“This includes ensuring there is support for pregnant women and those with newborns.”
Medical staff say they often see patients with horrific war wounds, needing specialized treatment that is difficult to access.
“Torture wounds that have never been treated: some people have been electrocuted in their private parts and have trouble urinating,” the GP continued. “They have had head injuries, so they have permanent headaches. One had osteomyelitis due to a gunshot wound to the leg.
“One guy had his [diabetes] they took his medication when he arrived in the country and he was very sick. I told him that he had to go to the hospital and he asked me: ‘How far is it?’ Because he had to walk, it was about five miles. This is your reality.”
Mental health problems are also widespread, the doctors said.
Dr Frank Arnold, an independent physician and member of MedAct, said: “There is also a large case of traumatization, post-traumatic stress disorder and depression among hotel residents.”
One nurse, who works in six hotels in London that house between 150 and 350 people each, said: “Everyone is depressed or anxious or has PTSD.”
“You are so stuck. You can’t say ‘this is going to get better’ because you have no idea. There are people who have been waiting two years for an asylum decision,” she said.
Asylum seekers can only eat what the hotel offers, raising widespread concerns about the quality of the food, doctors said.
A MedAct report found that food was a recurring problem affecting health, with complaints including children losing weight or skipping breakfast.
In one case, a woman was unable to eat hotel food because she had gallstones.
interrupted maternity care
Asylum seekers are also transferred at short notice, which can disrupt their medical care.
“I had a lady who was a cancer patient, who had all her cancer treatment in one hospital. She was transferred to the other side of London, so she had to start all her services again,” the London nurse said.
A 24-week pregnant woman had not had access to maternity services before her team began visiting the hotel, she said.
David Gardner, a lawyer for No 5 chambers, said he regularly supports pregnant women who try to challenge the Home Office about the adequacy of their accommodation.
“Requiring a pregnant woman to stay in a single room in a hotel for the entire period of her pregnancy is grossly inappropriate,” he said.
Jane Henson, who supports a number of hotels in Nottingham, said the Home Office often places accommodation in areas away from supporting services.

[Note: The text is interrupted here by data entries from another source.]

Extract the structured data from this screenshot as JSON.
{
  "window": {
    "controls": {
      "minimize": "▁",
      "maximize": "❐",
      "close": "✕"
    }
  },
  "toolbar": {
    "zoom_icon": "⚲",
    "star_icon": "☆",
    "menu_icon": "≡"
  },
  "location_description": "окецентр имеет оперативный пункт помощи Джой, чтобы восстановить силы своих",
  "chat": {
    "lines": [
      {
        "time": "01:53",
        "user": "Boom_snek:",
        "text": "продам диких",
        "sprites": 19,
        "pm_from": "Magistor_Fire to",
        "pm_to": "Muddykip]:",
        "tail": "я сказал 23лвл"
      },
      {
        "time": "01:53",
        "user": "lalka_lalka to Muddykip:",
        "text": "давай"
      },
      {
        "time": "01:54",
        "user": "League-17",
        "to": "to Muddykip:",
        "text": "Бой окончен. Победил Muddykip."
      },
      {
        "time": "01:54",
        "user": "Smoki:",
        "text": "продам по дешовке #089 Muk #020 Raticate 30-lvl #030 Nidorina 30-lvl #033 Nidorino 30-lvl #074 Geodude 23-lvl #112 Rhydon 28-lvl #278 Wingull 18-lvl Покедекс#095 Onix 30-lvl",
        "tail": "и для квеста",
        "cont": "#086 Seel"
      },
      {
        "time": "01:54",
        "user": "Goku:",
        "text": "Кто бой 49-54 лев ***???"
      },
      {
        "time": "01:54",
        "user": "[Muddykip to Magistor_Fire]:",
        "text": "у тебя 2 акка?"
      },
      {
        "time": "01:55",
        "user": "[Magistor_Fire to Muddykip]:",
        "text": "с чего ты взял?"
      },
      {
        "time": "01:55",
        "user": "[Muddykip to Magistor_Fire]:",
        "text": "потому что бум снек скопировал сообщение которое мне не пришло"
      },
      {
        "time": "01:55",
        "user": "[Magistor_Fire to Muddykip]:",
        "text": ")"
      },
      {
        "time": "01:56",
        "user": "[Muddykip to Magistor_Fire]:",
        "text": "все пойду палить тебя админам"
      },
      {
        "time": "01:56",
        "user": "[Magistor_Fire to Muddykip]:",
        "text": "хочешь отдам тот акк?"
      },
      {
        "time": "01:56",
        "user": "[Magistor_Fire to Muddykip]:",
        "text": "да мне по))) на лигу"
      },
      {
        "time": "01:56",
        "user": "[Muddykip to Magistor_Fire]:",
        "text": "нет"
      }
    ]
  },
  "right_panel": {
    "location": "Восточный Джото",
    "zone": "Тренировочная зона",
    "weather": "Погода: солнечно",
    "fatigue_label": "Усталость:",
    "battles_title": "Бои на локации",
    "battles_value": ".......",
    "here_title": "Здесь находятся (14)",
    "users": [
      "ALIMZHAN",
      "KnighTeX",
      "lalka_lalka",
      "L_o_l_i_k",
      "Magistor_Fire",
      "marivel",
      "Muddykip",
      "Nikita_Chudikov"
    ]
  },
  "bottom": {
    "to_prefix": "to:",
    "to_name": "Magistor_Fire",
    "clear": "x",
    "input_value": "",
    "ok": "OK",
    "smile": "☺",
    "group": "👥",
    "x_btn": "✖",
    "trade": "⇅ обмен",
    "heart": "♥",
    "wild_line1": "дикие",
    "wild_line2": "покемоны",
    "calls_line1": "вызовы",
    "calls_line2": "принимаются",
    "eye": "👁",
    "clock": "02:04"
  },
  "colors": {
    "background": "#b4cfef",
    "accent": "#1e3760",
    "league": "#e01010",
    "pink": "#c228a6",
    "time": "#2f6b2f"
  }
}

She said pregnant asylum seekers in her area received good support, but added: “The worst thing is the time they are there. They’re stuck in their rooms, families together, and it’s hell.”